- Schultz, W. & Dickinson, A. Neuronal Coding of Prediction Errors. Annu. Rev. Neurosci. 23, 473–500 (2000).
- Scroggins, M. Binocular Rivalry and Luster. Available at: https://michaelscroggins.wordpress.com/explorations-in-stereoscopic-imaging/retinal-rivalry-and-luster/.
- Tong, F. Competing Theories of Binocular Rivalry: A Possible Resolution. Brain Mind 2, 55–83 (2001).
- Tong, F., Nakayama, K. & Vaughan, J. T. ScienceDirect – Neuron : Binocular Rivalry and Visual Awareness in Human Extrastriate Cortex. Neuron 21, 753–759 (1998).
- Tong, F., Meng, M. & Blake, R. Neural bases of binocular rivalry. Trends Cogn. Sci. 10, 502–511 (2006).
- Wilson, H. R., Blake, R. & Lee, S. H. Dynamics of travelling waves in visual perception. Nature 412, 907–910 (2001).
- Binocular Rivalry – Wikipedia. Wikipedia Available at: https://en.wikipedia.org/wiki/Binocular_rivalry.
If you are currently at STRP and have experienced the installation, I would very much appreciate a few words of feedback here.
“We see things not as they are, but as we are.”
(Anaïs Nin? Babylonian Talmud? Immanuel Kant? G. T. W. Patrick? H. M. Tomlinson? Steven Covey? Anonymous?)
FIGHT is a Virtual Reality artwork commissioned by STRP in which the viewer’s two eyes are individually presented with radically different images, resulting in a phenomenon known as binocular rivalry. Presented with rival signals, the conscious mind does not ‘see’ – or perceive – both images blended as one might expect, but instead ‘sees’ only one of the two images, and unpredictably alternates between them with unstable, patchy transitions. Which of the two images the viewer perceives, how and when they alternate depends on the viewer’s physiology. Everybody will ‘see’ something unique, even though they are presented with the same images. The act of looking around and exploring the rival stimulus allows the viewer to probe which sections of each signal becomes dominant and which is suppressed, further underlining the notion that seeing – and in broader terms sensing and perception in general is an active process, driven by movement, expectations and intent. The picture we see in our conscious minds is not a direct representation of the outside world, or of what our senses deliver, but is of a simulated world, reconstructed based on our expectations and prior beliefs.

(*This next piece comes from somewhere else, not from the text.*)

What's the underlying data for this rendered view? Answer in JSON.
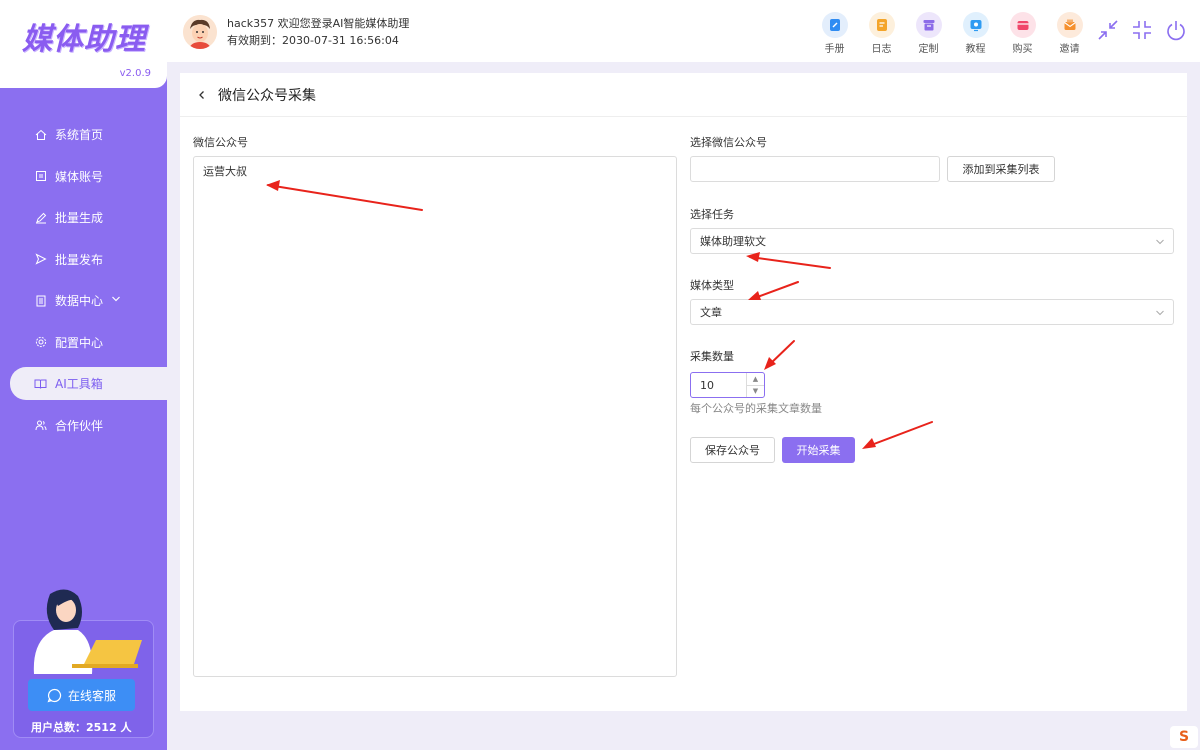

The work is part of a broader line of inquiry about self affirming human biases and our unconscious tendency to selectively only see what we would like to see, and the resulting social polarisation.
Commissioned by and premiering at STRP 2017 in Eindhoven, opening on 24th March 2017. More information and documentation coming soon.